If there's one person whose essence, whose very being, whose every fiber stands for the proposition that the Roman Catholic church is the one true religion, it is the Pope. The Church does define him as the Vicar of Christ, after all.
So you might forgive the Pope for advocating the notion that his religion is superior. But somehow that notion deeply offends Boston Globe columnist - and former Roman Catholic priest - James Carroll. In his column of today, Pope Benedict's hierarchy of truth, faith, Carroll takes the Pope to task for asserting the superiority of his faith. Referencing the Pope's recent address that has caused a stir, Carroll writes:
"The pope's lecture reveals a deeper and insulting problem. Benedict properly affirms the rationality of faith, and the corollary that faith should be spread by reasoned argument and not by violent coercion. But he does so as a way of positing Christian superiority to other faiths."
Well, yeah. That is the Pope's job description, after all.
And later: "Benedict is defending a hierarchy of truth. Faith is superior to reason. Christian faith is superior to other faiths (especially Islam). Roman Catholicism is superior to other Christian faiths. And the pope is supreme among Catholics. He does not mean to insult when he defends this schema, yet seems ignorant of how inevitably insulting it is. Nor does the pope understand that, today, such narcissism of power comes attached to a fuse."
Carroll reveals a profound ignorance, perhaps grounded in hostility, about religion. If religion is just a quaint cultural relic, well then, there's no point in getting worked up over the supposed superiority of one's religion, or "faith tradition" as Al Gore so delicately preferred it in the 2000 campaign. Many pathways to God, let's all hold hands, sing Kumbaya and see you at the anti-war march next week. But what if you believe that your religion is not merely superior, but the one way in which man can achieve salvation and avoid eternal damnation?
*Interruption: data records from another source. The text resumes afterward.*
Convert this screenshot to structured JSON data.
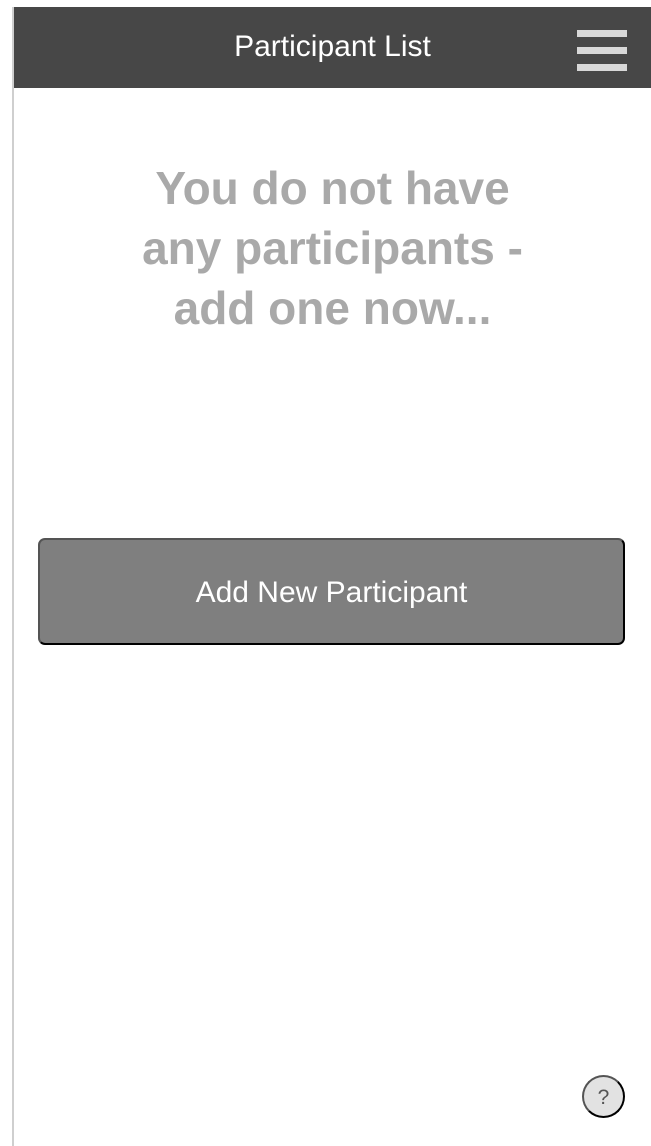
{
  "header": {
    "title": "Participant List",
    "menu_icon": "hamburger-menu-icon"
  },
  "main": {
    "empty_message": "You do not have any participants - add one now...",
    "add_button_label": "Add New Participant"
  },
  "footer": {
    "help_label": "?",
    "help_icon": "question-icon"
  },
  "colors": {
    "header_background": "#474747",
    "header_text": "#ffffff",
    "menu_bars": "#d8d8d8",
    "empty_message_text": "#a9a9a9",
    "add_button_background": "#7f7f7f",
    "add_button_text": "#ffffff",
    "help_button_background": "#e2e2e2",
    "help_button_text": "#555555",
    "left_border": "#cfcfcf"
  }
}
You might just be a tad more assertive in proclaiming that fact.
Carrroll clearly can't contemplate someone so old-fashioned as to believe that. His failure exemplifies MSM attitudes toward religion and faith.